Dealing with food allergies, particularly right after diagnosis, can be laden with stress and anxiety. It’s important to express these emotions so that you focus and begin concentrating on the best way to manage your family’s food allergies. And, although you don’t need to become (nor are you expected to be) an expert overnight, with a few simple steps you should be able to have things well in hand in no time.
Step 1: Food Labels
Learning to read food labels and understand labeling laws is one of the most important steps in keeping your food allergic child safe. Labeling laws vary by country and you’ll want to know what is required of manufacturers so you can become an informed reader. For example, in the United States cross-contamination statements are voluntary but manufacturers are obligated to list allergens directly rather than under associated names such as casein milk or tahini for sesame seeds. Download ContentChecked’s app to assist and reassure you as you learn. Encourage anyone who buys food for your child (parents, grandparents, babysitters, nannies...) to use the app as well. For more information, see “Food Allergies and Food Labels: What You Need to Know” on my blog, Allergy Shmallergy.
Step 2: Emergency Medication
Familiarize yourself with how and when to use your epinephrine autoinjector. I cannot underscore the importance of this step enough. Use the trainer. Read the instructions or watch instructional videos online. Timing, placement, and technique matter – as does how to store your epinephrine. And require the same training of everyone that takes care of your child.
Step 3: Establish a System for Your House
Label all the food in your pantry that is safe for your food allergic child. Sounds crazy and time consuming, I know. But, it’s ultimately a time-saving step. Before I began labeling my own pantry, I would read and reread ingredient lists. And, then my husband would read and reread those same labels. And, so would the babysitter, and my mother, etc. Once the foods are labeled, there’s no question which items are safe and which are not. It puts everyone on the same page and will give you peace of mind when someone else is in charge in your house.
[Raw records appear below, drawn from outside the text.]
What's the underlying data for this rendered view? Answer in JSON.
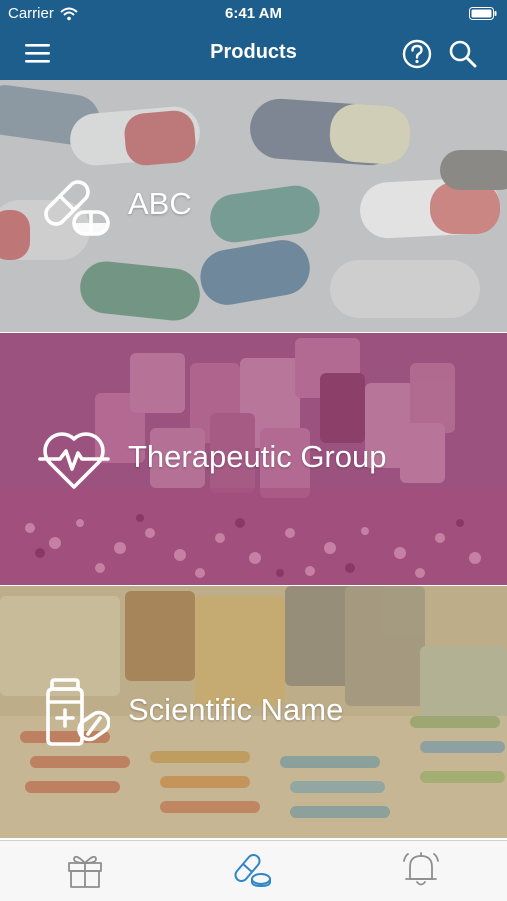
{
  "status_bar": {
    "carrier": "Carrier",
    "time": "6:41 AM"
  },
  "nav": {
    "title": "Products",
    "left_icon": "menu-icon",
    "right_icons": [
      "help-icon",
      "search-icon"
    ]
  },
  "categories": [
    {
      "label": "ABC",
      "icon": "capsules-icon",
      "overlay_color": "#c8c8c8"
    },
    {
      "label": "Therapeutic Group",
      "icon": "heart-pulse-icon",
      "overlay_color": "#a0467a"
    },
    {
      "label": "Scientific Name",
      "icon": "medicine-bottle-icon",
      "overlay_color": "#c9b891"
    }
  ],
  "tab_bar": {
    "tabs": [
      {
        "icon": "gift-icon",
        "active": false
      },
      {
        "icon": "pills-icon",
        "active": true
      },
      {
        "icon": "bell-icon",
        "active": false
      }
    ]
  },
  "colors": {
    "brand": "#1d5e8c",
    "tab_active": "#2f86c8",
    "tab_inactive": "#8e8e8e"
  }
}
If you want to see how I did do it, check out “Food Labels” on my blog.
Step 4: Find support.
In addition to friends and family members, you need to speak with someone who understands what you’re dealing with; someone who has been in your shoes. It helps to read blogs like this one as well as Allergy Shmallergy, EpiFamily, and Easy Breezy Life. Additionally, see if there are a few other parents at school who have food allergic children. Maybe they might want to swap recipes and share insight. Also, check to see if there’s a local support group in your area.
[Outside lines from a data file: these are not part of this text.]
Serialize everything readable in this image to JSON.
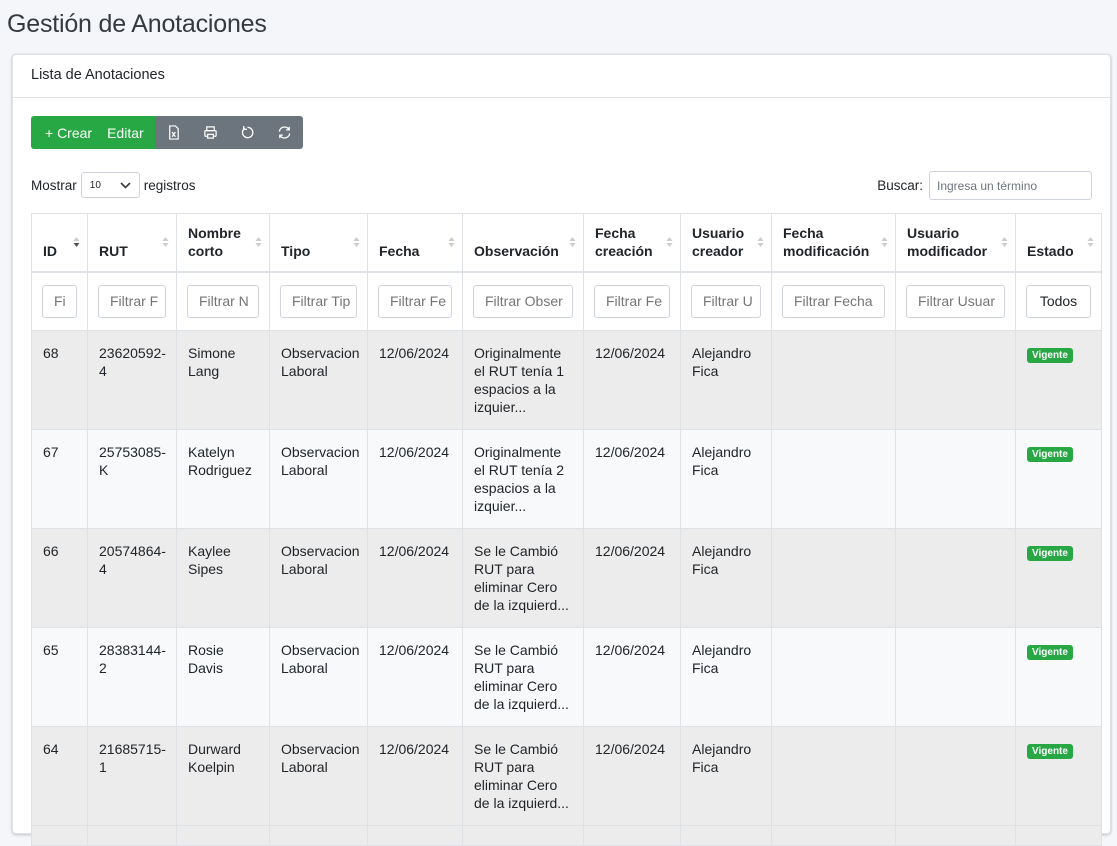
{
  "page": {
    "title": "Gestión de Anotaciones"
  },
  "card": {
    "header": "Lista de Anotaciones"
  },
  "toolbar": {
    "create_label": "+ Crear",
    "edit_label": "Editar",
    "icons": [
      "excel-icon",
      "print-icon",
      "reset-icon",
      "refresh-icon"
    ]
  },
  "length": {
    "prefix": "Mostrar",
    "value": "10",
    "suffix": "registros"
  },
  "search": {
    "label": "Buscar:",
    "placeholder": "Ingresa un término"
  },
  "columns": [
    {
      "l1": "ID",
      "l2": ""
    },
    {
      "l1": "RUT",
      "l2": ""
    },
    {
      "l1": "Nombre",
      "l2": "corto"
    },
    {
      "l1": "Tipo",
      "l2": ""
    },
    {
      "l1": "Fecha",
      "l2": ""
    },
    {
      "l1": "Observación",
      "l2": ""
    },
    {
      "l1": "Fecha",
      "l2": "creación"
    },
    {
      "l1": "Usuario",
      "l2": "creador"
    },
    {
      "l1": "Fecha",
      "l2": "modificación"
    },
    {
      "l1": "Usuario",
      "l2": "modificador"
    },
    {
      "l1": "Estado",
      "l2": ""
    }
  ],
  "filters": [
    "Fi",
    "Filtrar F",
    "Filtrar N",
    "Filtrar Tip",
    "Filtrar Fe",
    "Filtrar Obser",
    "Filtrar Fe",
    "Filtrar U",
    "Filtrar Fecha",
    "Filtrar Usuar",
    "Todos"
  ],
  "rows": [
    {
      "id": "68",
      "rut": "23620592-4",
      "nombre": "Simone Lang",
      "tipo": "Observacion Laboral",
      "fecha": "12/06/2024",
      "obs": "Originalmente el RUT tenía 1 espacios a la izquier...",
      "fcrea": "12/06/2024",
      "ucrea": "Alejandro Fica",
      "fmod": "",
      "umod": "",
      "estado": "Vigente"
    },
    {
      "id": "67",
      "rut": "25753085-K",
      "nombre": "Katelyn Rodriguez",
      "tipo": "Observacion Laboral",
      "fecha": "12/06/2024",
      "obs": "Originalmente el RUT tenía 2 espacios a la izquier...",
      "fcrea": "12/06/2024",
      "ucrea": "Alejandro Fica",
      "fmod": "",
      "umod": "",
      "estado": "Vigente"
    },
    {
      "id": "66",
      "rut": "20574864-4",
      "nombre": "Kaylee Sipes",
      "tipo": "Observacion Laboral",
      "fecha": "12/06/2024",
      "obs": "Se le Cambió RUT para eliminar Cero de la izquierd...",
      "fcrea": "12/06/2024",
      "ucrea": "Alejandro Fica",
      "fmod": "",
      "umod": "",
      "estado": "Vigente"
    },
    {
      "id": "65",
      "rut": "28383144-2",
      "nombre": "Rosie Davis",
      "tipo": "Observacion Laboral",
      "fecha": "12/06/2024",
      "obs": "Se le Cambió RUT para eliminar Cero de la izquierd...",
      "fcrea": "12/06/2024",
      "ucrea": "Alejandro Fica",
      "fmod": "",
      "umod": "",
      "estado": "Vigente"
    },
    {
      "id": "64",
      "rut": "21685715-1",
      "nombre": "Durward Koelpin",
      "tipo": "Observacion Laboral",
      "fecha": "12/06/2024",
      "obs": "Se le Cambió RUT para eliminar Cero de la izquierd...",
      "fcrea": "12/06/2024",
      "ucrea": "Alejandro Fica",
      "fmod": "",
      "umod": "",
      "estado": "Vigente"
    }
  ],
  "colors": {
    "green": "#28a745",
    "grey": "#6c757d"
  }
}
Living with food allergies can feel overwhelming initially. We all remember those first few weeks of confusion. By starting with the steps above, you’ll feel more and more confident each day and managing your family’s food allergies will soon be a breeze.
Erin Malawer, Allergy Shmallergy